The argument of Uncle Sam lapped up all enemies of Islam, fascists and right- wingers to settle old scores and put down every genuine Muslim demand as appeasement leading to terrorism. In India too, where Muslims were already marginalized, driven to the wall with frequent riots, and treated as second class citizens whose loyalties are  suspect, under a BJP government, these arguments were welcomed with open arms.

The present book is a collection of articles and papers written to address the above burning issues as well as debates that are taking place at the global level regarding Muslims. The author is the known scholar Waris Mazhari. In his preface, Waris Mazhari calls for self-introspection among Muslims, radical reformation in the fields of education and social life. This theme of introspection and reformation runs through the whole book. Less than half of the articles deal with the madrasas, changes which are desperately in need and how they can be more contributive. Mazhari regards the cause of Muslim Ulama’s present crises is their uninspiring leadership and non-seriousness of masses towards them due to: 1. Unshaken faith in exaggerated glorification of the past; 2. Insecurity or a sense of danger looming over their heads. (p. 19). These two serious flaws make them suspicious of any new move towards reform, making them happy and content with the status quo.

Mazhari is against a division like that of Church and State in the field of education where knowledge is divided between religious and worldly, i.e., secular (p. 23). He states that madrasas are in dire need to introduce English language in their curriculum, and if it is not done, further marginalization will take place for Muslims.

Mazhari dedicates a chapter to the progressive views of Maulana Ashraf Ali Thanwi regarding the changes in madrasa education. Thanwi is held in reverence by all but his views and opinions are in oblivion as he was for a change in curriculum, introduction of new disciplines and believed in complete functional specialization of different madrasa students according to their abilities.

Mazhari decries the inadequacy of teaching skills among the madrasa teachers which hampers the whole process of madrasas education as well as the state of research in madrasas which is in doldrums and ill-equipped to deal with the present-day scholarly challenges.
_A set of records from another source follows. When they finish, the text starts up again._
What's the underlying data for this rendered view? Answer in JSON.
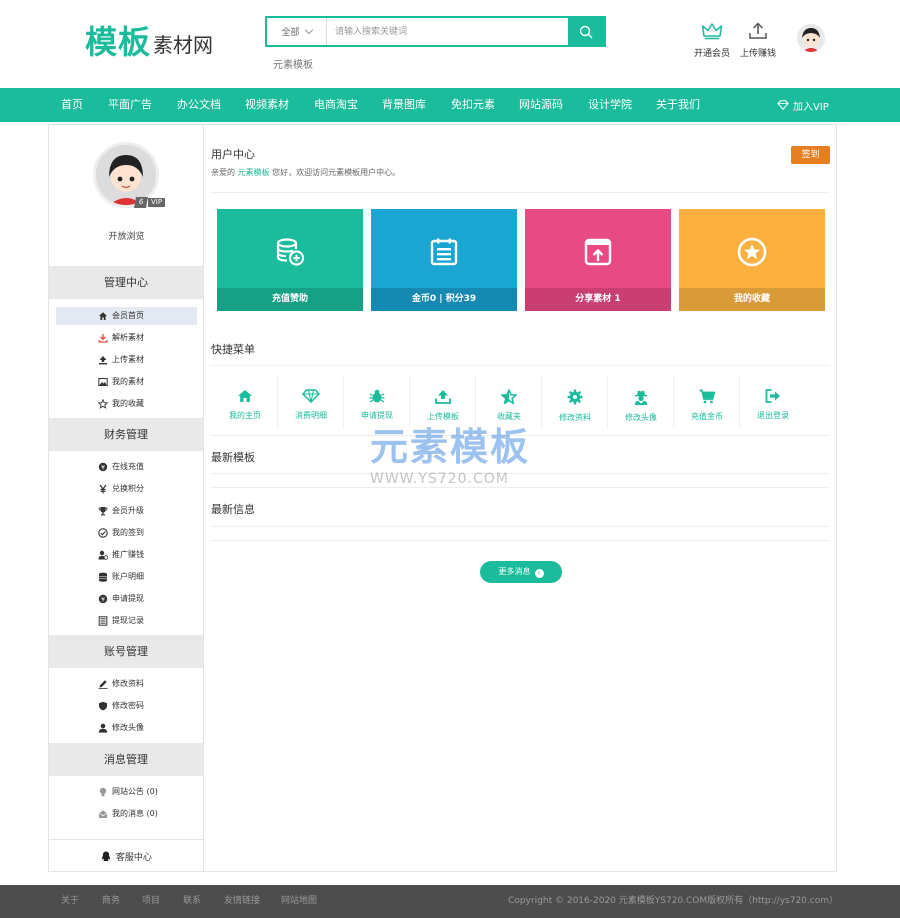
{
  "header": {
    "logo_main": "模板",
    "logo_sub": "素材网",
    "search": {
      "category": "全部",
      "placeholder": "请输入搜索关键词"
    },
    "hot_word": "元素模板",
    "actions": [
      {
        "label": "开通会员",
        "icon": "crown-icon"
      },
      {
        "label": "上传赚钱",
        "icon": "upload-icon"
      }
    ]
  },
  "nav": {
    "items": [
      "首页",
      "平面广告",
      "办公文档",
      "视频素材",
      "电商淘宝",
      "背景图库",
      "免扣元素",
      "网站源码",
      "设计学院",
      "关于我们"
    ],
    "vip": "加入VIP"
  },
  "sidebar": {
    "vip_badge": "VIP",
    "vip_level": "6",
    "browse": "开放浏览",
    "groups": [
      {
        "title": "管理中心",
        "items": [
          "会员首页",
          "解析素材",
          "上传素材",
          "我的素材",
          "我的收藏"
        ]
      },
      {
        "title": "财务管理",
        "items": [
          "在线充值",
          "兑换积分",
          "会员升级",
          "我的签到",
          "推广赚钱",
          "账户明细",
          "申请提现",
          "提现记录"
        ]
      },
      {
        "title": "账号管理",
        "items": [
          "修改资料",
          "修改密码",
          "修改头像"
        ]
      },
      {
        "title": "消息管理",
        "items": [
          "网站公告 (0)",
          "我的消息 (0)"
        ]
      }
    ],
    "service": "客服中心"
  },
  "content": {
    "title": "用户中心",
    "greet_prefix": "亲爱的",
    "username": "元素模板",
    "greet_suffix": "您好，欢迎访问元素模板用户中心。",
    "checkin": "签到",
    "cards": [
      {
        "label": "充值赞助",
        "color": "#1abc9c",
        "foot": "#16a085"
      },
      {
        "label": "金币0 | 积分39",
        "color": "#1aa5d3",
        "foot": "#1589b2"
      },
      {
        "label": "分享素材 1",
        "color": "#e84b84",
        "foot": "#c93f71"
      },
      {
        "label": "我的收藏",
        "color": "#fbb040",
        "foot": "#d99a38"
      }
    ],
    "quick_title": "快捷菜单",
    "quick": [
      "我的主页",
      "消费明细",
      "申请提现",
      "上传模板",
      "收藏夹",
      "修改资料",
      "修改头像",
      "充值金币",
      "退出登录"
    ],
    "latest_templates": "最新模板",
    "latest_info": "最新信息",
    "more": "更多消息"
  },
  "watermark": {
    "main": "元素模板",
    "sub": "WWW.YS720.COM"
  },
  "footer": {
    "links": [
      "关于",
      "商务",
      "项目",
      "联系",
      "友情链接",
      "网站地图"
    ],
    "copyright": "Copyright © 2016-2020 元素模板YS720.COM版权所有（http://ys720.com）"
  },
  "colors": {
    "accent": "#1bbc9b",
    "checkin": "#e67e22",
    "footer": "#4d4d4d"
  }
}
Though Mazhari is for the end of exploitation and nepotism which is a norm in madrasas, he is not in full favour for the proposed Central Madrasa Board to oversee and regulate madrasas.

Mazhari calls the Ulama for a positive role and wants them to be socially engaged but he is also aware of the fact that South Asia is emerging as a new field of Muslim studies and Muslim ulama must be prepared scholarly to meet these challenges as well as to react to the adverse media image of Muslims and to build an alternative Muslim media to face the challenges of Islamphobia and Muslim bashing. He is aware of the fact that when it comes to the Muslims, all have double-standards and strands of hypocrisy lay bare.
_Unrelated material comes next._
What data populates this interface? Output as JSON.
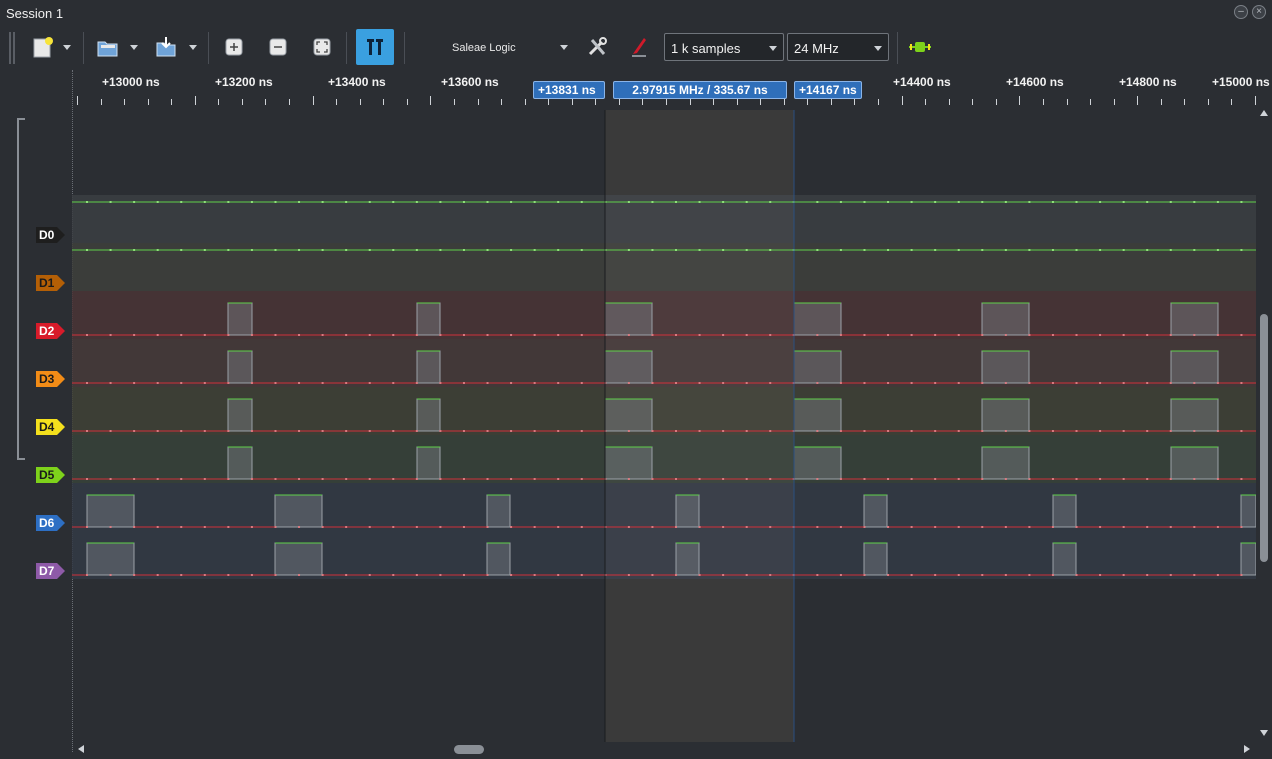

The positive effect of 9/11 has been the promotion of a culture of dialogue instead of clash, though dialogue hasn’t percolated to the common masses and is only prevalent as inter-faith while Mazhari calls for an inter-maslaki dialogue too between Shia-Sunni and various other sects in Islam.

A number of articles deal with the challenges baffling Indian Muslims and how the majority of Muslim organizations which boast about their work for the empowerment and upliftment of Muslim masses and community work are confined to paper with no or little real grassroot work done.

This collection is an invitation towards introspection as it identifies the flaws and inspires to contribute something positive. Mazhari deserves our appreciation and encouragement to carry out such efforts in future too so that Muslims become a contributing and progressive, inclusive and introspective force.
The reviewer is a writer-activist based in Srinagar, J&K